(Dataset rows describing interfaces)
##############################

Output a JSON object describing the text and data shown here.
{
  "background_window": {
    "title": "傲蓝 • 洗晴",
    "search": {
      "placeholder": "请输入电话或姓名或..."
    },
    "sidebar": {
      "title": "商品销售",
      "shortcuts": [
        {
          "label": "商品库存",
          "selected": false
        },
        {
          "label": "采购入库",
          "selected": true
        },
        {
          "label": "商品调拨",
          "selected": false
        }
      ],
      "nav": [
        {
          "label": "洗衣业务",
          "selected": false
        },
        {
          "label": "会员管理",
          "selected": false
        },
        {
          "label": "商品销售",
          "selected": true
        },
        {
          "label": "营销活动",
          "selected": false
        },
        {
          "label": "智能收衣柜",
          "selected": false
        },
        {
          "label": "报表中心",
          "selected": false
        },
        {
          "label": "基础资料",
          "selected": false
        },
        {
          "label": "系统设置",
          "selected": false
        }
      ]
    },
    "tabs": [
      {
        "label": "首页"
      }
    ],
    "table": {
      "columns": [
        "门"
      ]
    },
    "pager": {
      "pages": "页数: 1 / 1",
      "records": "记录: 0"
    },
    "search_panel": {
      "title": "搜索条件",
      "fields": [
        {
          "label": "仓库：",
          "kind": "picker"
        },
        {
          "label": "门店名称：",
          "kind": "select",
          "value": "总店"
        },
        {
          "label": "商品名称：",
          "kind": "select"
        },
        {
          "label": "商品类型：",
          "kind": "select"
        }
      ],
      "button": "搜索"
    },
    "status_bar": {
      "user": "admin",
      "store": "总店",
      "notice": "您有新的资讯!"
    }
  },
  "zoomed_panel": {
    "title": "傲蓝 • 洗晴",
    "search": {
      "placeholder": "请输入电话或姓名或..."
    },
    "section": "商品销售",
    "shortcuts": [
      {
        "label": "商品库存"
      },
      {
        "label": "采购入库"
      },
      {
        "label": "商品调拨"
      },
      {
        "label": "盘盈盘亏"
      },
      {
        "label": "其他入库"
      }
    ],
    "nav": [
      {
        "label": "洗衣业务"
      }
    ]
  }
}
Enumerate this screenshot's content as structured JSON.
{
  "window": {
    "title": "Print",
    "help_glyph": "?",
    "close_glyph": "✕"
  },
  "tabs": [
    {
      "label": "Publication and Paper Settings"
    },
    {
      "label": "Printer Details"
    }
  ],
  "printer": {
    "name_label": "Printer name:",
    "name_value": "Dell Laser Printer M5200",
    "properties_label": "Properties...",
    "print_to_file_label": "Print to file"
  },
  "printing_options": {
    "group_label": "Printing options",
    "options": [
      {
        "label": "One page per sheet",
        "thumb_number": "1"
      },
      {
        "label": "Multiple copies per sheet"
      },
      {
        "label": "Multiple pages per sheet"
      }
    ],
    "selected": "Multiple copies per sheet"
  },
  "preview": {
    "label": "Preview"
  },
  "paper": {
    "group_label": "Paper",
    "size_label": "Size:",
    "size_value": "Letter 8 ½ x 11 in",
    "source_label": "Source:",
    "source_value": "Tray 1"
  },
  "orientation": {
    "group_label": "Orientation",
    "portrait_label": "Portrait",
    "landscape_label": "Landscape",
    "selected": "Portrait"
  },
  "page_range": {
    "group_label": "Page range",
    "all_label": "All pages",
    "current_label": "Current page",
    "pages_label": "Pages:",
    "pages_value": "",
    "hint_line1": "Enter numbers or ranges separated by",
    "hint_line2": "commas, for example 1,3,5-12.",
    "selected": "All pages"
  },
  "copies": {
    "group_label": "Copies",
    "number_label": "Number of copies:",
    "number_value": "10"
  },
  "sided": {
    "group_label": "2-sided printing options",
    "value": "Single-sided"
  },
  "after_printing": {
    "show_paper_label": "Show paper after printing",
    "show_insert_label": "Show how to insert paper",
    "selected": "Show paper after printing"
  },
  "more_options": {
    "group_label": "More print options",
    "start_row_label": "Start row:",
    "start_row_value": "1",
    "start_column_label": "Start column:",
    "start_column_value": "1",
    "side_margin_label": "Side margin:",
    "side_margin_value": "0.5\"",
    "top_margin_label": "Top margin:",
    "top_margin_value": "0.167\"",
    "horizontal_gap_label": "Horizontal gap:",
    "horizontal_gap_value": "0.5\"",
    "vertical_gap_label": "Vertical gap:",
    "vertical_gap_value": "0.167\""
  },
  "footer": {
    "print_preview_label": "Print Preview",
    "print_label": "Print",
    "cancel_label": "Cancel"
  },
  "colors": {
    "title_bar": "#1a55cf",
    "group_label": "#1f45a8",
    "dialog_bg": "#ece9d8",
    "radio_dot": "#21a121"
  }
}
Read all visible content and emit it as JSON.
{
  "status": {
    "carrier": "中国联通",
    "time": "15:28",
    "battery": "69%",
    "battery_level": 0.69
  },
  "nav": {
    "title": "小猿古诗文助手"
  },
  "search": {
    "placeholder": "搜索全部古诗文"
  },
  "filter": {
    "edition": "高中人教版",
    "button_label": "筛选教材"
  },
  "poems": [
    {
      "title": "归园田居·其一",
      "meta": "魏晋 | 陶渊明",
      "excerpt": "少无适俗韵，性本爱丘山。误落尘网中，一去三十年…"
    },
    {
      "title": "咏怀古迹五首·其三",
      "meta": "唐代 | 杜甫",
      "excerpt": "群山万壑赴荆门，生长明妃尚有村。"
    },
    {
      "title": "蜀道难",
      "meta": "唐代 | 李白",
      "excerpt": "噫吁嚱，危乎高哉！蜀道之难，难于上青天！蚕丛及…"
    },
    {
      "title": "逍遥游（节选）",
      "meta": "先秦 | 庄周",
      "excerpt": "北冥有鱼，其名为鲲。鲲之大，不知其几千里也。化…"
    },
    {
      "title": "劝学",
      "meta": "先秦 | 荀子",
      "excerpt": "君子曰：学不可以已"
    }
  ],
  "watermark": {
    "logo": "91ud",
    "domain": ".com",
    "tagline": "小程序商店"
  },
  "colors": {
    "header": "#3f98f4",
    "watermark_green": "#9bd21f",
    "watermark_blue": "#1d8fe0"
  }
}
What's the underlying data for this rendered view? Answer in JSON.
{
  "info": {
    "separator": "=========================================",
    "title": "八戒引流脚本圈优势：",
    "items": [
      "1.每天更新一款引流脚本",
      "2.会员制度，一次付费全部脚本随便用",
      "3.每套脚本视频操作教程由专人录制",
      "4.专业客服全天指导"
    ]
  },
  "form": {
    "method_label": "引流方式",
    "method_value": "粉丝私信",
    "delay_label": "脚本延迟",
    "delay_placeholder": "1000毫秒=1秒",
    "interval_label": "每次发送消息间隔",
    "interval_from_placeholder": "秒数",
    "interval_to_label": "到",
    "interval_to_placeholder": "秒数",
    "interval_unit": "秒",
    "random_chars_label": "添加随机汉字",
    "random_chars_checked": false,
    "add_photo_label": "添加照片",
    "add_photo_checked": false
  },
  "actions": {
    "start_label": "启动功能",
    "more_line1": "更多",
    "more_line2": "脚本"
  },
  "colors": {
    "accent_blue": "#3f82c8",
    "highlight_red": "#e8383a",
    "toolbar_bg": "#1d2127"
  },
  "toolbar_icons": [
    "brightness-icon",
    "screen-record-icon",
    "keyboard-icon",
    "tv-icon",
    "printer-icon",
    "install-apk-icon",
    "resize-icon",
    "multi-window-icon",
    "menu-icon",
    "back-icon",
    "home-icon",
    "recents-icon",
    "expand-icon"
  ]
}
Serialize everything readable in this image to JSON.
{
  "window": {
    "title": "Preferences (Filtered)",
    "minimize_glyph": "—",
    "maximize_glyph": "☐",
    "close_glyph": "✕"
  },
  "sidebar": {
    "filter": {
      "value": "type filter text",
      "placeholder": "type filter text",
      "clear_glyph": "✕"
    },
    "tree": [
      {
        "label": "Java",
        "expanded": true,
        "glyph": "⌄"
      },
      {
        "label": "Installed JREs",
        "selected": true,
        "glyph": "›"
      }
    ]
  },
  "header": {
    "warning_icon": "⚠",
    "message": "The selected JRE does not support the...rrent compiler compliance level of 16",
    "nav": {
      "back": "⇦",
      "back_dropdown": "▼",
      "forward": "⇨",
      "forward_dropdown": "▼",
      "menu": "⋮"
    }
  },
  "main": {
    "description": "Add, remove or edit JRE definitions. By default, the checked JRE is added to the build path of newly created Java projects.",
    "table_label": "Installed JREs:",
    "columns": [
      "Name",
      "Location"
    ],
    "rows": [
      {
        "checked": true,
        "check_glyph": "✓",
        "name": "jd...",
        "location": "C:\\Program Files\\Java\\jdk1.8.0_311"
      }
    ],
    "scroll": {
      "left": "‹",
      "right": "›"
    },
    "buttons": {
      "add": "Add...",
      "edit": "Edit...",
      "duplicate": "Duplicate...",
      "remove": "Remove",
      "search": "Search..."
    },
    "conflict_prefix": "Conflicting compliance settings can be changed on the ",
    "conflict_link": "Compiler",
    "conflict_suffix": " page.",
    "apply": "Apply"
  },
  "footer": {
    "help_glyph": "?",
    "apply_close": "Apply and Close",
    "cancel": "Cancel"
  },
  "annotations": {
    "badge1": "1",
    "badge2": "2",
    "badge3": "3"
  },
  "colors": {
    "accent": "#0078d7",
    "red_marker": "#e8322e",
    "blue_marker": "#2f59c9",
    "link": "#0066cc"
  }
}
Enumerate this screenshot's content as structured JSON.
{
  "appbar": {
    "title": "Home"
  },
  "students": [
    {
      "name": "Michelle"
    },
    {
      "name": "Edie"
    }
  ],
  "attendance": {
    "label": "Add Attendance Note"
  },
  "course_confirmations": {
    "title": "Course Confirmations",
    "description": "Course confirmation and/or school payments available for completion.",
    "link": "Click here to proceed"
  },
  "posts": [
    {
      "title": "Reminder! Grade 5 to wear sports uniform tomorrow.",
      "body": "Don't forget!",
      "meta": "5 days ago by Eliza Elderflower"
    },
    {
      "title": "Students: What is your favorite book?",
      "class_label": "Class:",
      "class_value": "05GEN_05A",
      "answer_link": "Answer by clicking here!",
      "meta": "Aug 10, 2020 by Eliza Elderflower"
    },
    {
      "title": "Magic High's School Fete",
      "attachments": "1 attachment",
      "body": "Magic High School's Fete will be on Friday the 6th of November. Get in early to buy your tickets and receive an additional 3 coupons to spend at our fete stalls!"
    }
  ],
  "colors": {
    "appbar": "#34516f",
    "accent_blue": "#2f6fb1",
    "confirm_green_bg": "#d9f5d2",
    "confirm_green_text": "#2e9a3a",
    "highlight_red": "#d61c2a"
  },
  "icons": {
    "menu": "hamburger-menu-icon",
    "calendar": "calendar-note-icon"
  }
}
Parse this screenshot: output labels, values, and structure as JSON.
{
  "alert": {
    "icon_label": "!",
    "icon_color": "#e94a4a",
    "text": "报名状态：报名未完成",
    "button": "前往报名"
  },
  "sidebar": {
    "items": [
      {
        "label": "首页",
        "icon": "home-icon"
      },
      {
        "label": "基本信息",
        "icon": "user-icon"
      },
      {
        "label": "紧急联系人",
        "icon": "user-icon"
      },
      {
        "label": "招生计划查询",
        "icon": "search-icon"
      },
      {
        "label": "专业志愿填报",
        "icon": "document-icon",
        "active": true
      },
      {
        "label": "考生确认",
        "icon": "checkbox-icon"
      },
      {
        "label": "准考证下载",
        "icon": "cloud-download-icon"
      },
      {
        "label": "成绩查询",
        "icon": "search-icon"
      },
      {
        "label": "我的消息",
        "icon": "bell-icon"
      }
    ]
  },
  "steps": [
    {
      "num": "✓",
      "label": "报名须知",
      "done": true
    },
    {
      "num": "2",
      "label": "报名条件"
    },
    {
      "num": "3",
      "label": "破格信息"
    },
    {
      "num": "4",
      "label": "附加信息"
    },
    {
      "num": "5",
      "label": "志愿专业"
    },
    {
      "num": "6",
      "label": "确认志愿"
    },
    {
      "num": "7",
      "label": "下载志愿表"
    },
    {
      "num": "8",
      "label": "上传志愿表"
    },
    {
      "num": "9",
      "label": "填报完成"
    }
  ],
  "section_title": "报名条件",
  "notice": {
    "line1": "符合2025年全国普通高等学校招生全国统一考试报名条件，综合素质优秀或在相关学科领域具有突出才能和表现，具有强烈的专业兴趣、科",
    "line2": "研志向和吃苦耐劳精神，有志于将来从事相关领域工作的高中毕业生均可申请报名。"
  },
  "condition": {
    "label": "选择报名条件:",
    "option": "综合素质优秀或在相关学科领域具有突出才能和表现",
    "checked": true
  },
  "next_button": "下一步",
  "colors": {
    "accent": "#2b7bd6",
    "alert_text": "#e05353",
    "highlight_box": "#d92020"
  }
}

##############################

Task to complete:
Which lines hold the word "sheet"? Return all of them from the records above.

Answer section:
        "label": "One page per sheet",
        "label": "Multiple copies per sheet"
        "label": "Multiple pages per sheet"
    "selected": "Multiple copies per sheet"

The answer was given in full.